Your goal: Every line below that mentions the word "JSON" should be copied out.

[[ Given entries open ]]

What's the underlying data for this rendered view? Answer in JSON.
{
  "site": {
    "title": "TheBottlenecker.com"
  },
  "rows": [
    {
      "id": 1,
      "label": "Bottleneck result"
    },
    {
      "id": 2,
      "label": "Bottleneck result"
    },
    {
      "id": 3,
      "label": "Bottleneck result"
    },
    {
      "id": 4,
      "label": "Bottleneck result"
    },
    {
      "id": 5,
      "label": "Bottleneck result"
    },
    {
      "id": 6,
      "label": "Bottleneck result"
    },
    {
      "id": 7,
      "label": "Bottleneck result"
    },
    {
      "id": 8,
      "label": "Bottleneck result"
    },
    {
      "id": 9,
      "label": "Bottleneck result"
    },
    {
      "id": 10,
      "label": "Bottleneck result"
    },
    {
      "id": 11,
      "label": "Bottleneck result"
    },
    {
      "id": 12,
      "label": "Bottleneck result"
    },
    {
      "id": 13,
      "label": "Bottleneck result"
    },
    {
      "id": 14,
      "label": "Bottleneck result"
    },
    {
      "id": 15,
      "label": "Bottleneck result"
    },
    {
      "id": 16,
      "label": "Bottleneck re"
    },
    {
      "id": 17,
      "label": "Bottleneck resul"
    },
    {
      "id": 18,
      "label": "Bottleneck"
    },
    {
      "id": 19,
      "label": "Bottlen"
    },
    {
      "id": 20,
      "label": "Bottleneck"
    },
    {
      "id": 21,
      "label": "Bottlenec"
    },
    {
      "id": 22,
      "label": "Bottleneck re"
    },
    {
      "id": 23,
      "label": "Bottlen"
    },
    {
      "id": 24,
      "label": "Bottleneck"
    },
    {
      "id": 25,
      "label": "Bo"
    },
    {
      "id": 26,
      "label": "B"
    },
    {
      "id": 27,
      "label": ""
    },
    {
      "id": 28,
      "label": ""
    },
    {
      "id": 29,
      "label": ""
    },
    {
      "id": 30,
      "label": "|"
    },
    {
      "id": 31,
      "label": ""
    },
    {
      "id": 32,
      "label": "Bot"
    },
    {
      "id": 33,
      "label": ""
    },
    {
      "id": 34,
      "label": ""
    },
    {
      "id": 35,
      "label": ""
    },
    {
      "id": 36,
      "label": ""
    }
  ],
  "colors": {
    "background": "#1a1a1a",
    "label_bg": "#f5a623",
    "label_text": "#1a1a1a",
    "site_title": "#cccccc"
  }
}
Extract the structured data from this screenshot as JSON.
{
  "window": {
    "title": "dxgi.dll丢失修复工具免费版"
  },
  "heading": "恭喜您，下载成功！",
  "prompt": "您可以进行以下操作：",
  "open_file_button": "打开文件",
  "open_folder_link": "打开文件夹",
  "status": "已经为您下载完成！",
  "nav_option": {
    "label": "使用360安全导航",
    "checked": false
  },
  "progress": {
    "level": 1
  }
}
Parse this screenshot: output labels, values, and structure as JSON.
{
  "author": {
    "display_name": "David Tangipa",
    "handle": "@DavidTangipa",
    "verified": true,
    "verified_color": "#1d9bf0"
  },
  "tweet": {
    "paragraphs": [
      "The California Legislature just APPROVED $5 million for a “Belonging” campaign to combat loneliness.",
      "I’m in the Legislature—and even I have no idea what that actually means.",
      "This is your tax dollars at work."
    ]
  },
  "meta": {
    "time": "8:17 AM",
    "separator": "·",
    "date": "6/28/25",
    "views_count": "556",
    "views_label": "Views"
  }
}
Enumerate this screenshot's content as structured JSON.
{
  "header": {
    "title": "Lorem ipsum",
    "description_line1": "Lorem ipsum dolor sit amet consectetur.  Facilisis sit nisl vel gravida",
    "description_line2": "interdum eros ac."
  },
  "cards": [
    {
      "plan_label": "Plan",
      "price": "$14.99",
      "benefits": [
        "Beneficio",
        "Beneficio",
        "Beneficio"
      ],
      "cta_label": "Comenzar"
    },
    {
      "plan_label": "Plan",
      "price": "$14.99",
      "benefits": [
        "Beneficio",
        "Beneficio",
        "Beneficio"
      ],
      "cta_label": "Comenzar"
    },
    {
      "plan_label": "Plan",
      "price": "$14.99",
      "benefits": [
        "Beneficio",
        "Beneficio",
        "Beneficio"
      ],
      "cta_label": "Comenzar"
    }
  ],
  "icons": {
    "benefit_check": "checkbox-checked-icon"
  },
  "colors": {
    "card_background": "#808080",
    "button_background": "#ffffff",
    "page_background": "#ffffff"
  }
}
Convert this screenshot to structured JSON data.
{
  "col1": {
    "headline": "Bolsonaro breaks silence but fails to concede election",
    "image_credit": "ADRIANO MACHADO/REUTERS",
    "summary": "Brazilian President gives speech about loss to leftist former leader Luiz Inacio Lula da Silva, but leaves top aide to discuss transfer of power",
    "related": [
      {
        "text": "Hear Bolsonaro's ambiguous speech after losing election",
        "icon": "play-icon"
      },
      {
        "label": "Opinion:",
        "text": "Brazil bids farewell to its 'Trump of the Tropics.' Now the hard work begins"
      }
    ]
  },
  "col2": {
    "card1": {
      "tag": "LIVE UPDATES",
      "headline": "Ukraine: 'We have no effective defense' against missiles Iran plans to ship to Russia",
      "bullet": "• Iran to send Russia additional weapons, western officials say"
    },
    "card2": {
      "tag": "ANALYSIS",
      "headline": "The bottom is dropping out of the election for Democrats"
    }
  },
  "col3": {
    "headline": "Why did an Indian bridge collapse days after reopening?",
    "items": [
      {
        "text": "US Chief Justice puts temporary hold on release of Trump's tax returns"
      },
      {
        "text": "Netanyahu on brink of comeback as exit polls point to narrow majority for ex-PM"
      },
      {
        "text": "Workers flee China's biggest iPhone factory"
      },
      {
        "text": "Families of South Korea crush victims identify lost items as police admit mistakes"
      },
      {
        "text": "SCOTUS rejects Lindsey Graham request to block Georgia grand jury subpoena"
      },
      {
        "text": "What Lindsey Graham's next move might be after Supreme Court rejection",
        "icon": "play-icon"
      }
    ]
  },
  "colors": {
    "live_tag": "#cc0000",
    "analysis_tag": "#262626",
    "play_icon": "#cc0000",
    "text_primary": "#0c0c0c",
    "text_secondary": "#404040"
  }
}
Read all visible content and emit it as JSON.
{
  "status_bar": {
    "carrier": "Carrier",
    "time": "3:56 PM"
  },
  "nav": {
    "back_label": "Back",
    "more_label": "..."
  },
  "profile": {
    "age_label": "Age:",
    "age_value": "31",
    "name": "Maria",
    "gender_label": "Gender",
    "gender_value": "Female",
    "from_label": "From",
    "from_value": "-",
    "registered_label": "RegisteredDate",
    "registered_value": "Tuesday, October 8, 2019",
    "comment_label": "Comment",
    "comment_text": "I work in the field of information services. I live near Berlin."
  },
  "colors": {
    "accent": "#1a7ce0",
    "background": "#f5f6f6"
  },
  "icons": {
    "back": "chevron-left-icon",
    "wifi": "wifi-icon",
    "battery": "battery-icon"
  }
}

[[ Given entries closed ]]

Task output:
What's the underlying data for this rendered view? Answer in JSON.
Extract the structured data from this screenshot as JSON.
Parse this screenshot: output labels, values, and structure as JSON.
Enumerate this screenshot's content as structured JSON.
Convert this screenshot to structured JSON data.
Read all visible content and emit it as JSON.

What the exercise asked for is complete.